If Elena Kagan is confirmed as a Supreme Court justice, for the first time in U.S. history there will be no Protestants on the court. The Wall Street Journal pounces on this much remarked upon fact as the hook for an elegy lamenting the declining power and influence of white Anglo-Saxon Protestants -- WASPs -- in American society.
Depending on your perspective, this could be cause for either woe or delight, but is definitely grist to mull over. The Journal seems to be sad, or at least that's the my guess from the headline: "That Bright, Dying Star, the American WASP." The Journal doesn't venture into politically provocative territory, but I think you could have a good argument about whether the de-WASPification of America is connected to some of the root phenomena behind Tea Party rage and anti-immigrant hysteria. The U.S. is changing, from the Supreme Court to Arizona. This makes some people insecure, and "want their country back." America, land of the free Episcopalian!
The corner offices of the top banks, once ruled by Rockefellers and Bakers, now include an Indian-American and the grandson of a Greek immigrant.
That would be Citigroup's Vikram Pandit and JP Morgan Chase's Jamie Dimon, for those keeping score. And while I am as distressed by the decline in power and influence of the Rockefeller family as anyone -- only one currently serving senator! -- I was particularly struck by the Journal's summary of the reasons that might explain the twilight of the WASP.

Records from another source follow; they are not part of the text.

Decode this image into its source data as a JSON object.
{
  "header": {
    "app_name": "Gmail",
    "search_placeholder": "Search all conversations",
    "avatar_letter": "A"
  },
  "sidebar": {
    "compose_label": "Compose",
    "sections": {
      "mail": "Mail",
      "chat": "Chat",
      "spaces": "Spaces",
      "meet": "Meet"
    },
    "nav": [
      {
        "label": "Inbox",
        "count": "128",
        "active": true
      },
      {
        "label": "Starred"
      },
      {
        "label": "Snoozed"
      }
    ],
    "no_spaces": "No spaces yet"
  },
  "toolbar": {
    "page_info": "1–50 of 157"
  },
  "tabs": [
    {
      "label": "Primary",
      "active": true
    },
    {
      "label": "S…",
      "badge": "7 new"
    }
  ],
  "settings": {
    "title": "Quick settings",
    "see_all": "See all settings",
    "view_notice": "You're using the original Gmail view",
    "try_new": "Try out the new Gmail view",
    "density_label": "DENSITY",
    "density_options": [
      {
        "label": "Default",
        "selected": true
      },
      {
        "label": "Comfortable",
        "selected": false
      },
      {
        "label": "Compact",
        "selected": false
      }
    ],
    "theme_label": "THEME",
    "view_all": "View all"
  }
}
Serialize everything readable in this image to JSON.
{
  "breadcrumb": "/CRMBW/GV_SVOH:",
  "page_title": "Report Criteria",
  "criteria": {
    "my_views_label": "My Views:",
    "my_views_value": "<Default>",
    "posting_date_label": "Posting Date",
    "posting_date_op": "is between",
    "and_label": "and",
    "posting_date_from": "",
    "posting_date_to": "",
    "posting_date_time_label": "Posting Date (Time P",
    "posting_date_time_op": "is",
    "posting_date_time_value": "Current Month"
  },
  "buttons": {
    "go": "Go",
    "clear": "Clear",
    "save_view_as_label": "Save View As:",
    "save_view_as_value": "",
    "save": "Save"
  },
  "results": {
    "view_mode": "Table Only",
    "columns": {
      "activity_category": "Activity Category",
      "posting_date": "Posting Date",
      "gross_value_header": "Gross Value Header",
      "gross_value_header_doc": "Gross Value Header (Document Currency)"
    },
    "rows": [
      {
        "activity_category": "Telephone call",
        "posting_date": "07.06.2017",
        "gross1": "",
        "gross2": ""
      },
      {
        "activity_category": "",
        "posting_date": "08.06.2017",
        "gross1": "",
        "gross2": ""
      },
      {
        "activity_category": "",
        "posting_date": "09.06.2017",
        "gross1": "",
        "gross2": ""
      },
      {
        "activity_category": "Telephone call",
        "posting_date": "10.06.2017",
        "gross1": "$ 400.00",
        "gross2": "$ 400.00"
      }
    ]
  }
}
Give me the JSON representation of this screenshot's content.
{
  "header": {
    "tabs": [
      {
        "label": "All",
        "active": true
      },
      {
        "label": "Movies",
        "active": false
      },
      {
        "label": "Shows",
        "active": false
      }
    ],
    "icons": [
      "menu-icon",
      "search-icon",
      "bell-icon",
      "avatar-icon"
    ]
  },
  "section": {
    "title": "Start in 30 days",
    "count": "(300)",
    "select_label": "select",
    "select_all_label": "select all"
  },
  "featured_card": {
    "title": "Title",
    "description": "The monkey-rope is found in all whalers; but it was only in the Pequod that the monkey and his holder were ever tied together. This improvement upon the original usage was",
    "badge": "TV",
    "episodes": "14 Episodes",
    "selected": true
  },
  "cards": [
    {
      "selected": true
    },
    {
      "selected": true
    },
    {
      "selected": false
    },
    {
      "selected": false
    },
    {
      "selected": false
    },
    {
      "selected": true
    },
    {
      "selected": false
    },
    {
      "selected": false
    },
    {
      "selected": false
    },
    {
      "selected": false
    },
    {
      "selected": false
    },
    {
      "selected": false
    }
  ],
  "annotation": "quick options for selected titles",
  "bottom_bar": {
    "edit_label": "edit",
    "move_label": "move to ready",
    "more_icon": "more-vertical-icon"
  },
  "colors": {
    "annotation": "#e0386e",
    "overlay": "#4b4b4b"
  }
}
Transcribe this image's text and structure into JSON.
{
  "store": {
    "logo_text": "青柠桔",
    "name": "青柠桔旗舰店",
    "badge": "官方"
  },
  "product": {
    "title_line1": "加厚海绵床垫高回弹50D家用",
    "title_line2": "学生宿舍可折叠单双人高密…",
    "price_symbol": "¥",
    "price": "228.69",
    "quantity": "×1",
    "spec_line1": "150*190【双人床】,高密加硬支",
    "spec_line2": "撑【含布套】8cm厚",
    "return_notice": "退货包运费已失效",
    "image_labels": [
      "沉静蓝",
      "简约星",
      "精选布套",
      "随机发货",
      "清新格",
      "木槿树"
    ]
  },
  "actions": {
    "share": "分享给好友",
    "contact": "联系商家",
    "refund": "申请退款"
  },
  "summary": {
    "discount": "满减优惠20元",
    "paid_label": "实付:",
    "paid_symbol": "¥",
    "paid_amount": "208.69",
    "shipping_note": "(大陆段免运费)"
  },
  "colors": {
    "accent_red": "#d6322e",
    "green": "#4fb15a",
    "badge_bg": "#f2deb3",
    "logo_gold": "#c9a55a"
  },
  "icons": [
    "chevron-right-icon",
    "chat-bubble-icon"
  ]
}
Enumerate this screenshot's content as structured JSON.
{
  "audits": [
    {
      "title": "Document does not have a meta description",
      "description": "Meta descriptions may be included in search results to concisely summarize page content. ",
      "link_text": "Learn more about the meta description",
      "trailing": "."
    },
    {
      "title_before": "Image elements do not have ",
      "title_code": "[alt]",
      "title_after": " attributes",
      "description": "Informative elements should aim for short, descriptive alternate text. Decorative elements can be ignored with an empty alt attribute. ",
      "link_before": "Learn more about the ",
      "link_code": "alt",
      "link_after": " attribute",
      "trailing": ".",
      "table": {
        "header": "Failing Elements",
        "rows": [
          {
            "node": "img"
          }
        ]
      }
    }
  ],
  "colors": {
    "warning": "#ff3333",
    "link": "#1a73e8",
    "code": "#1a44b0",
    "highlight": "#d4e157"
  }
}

The Protestant downfall can be attributed to many things: the deregulation of markets, globalization, the rise of technology, the primacy of education and skills over family connections.
That exact same sentence, strangely enough, can also be employed to describe the factors contributing to the downfall of the blue-collar American worker. Deregulation of markets and globalization introduced brutal competition with cheaper foreign labor, technological progress gutted manufacturing jobs and disproportionally rewarded higher degrees of education, and facilitated the spread of globalization, et cetera.
The typical editorial Journal stance vis-à-vis these phenomena, at least as far as workers are concerned, is to argue that the efficiencies realized by the spread of globalization and technological innovation lower costs and increase productivity to society's benefit. But now that we can see that these vast global transformations have served to dislodge the WASP from his (and yes, it was almost always a "him") traditional place at the top of the U.S. food chain, suddenly, it's a cause for alarm. After all, I'm not sure I can recall a recent story headlined "That Bright, Dying Star, the American Worker."
But it's all so predictable. If we accept, for argument's sake, Max Weber's thesis in "The Protestant Ethic and the Spirit of Capitalism," that Puritan values played a critical role in the triumph of capitalism, especially as practiced in countries with strong Anglo-Saxon traditions, then we must concede that the damage done to WASP primacy is at least partially self-inflicted. Globalization as it has been practiced and implemented in the last 50 years, along with the relentless employment of technology to improve corporate bottom lines, constitute the DNA of contemporary capitalism. The bright shining star precipitated its own supernova demise.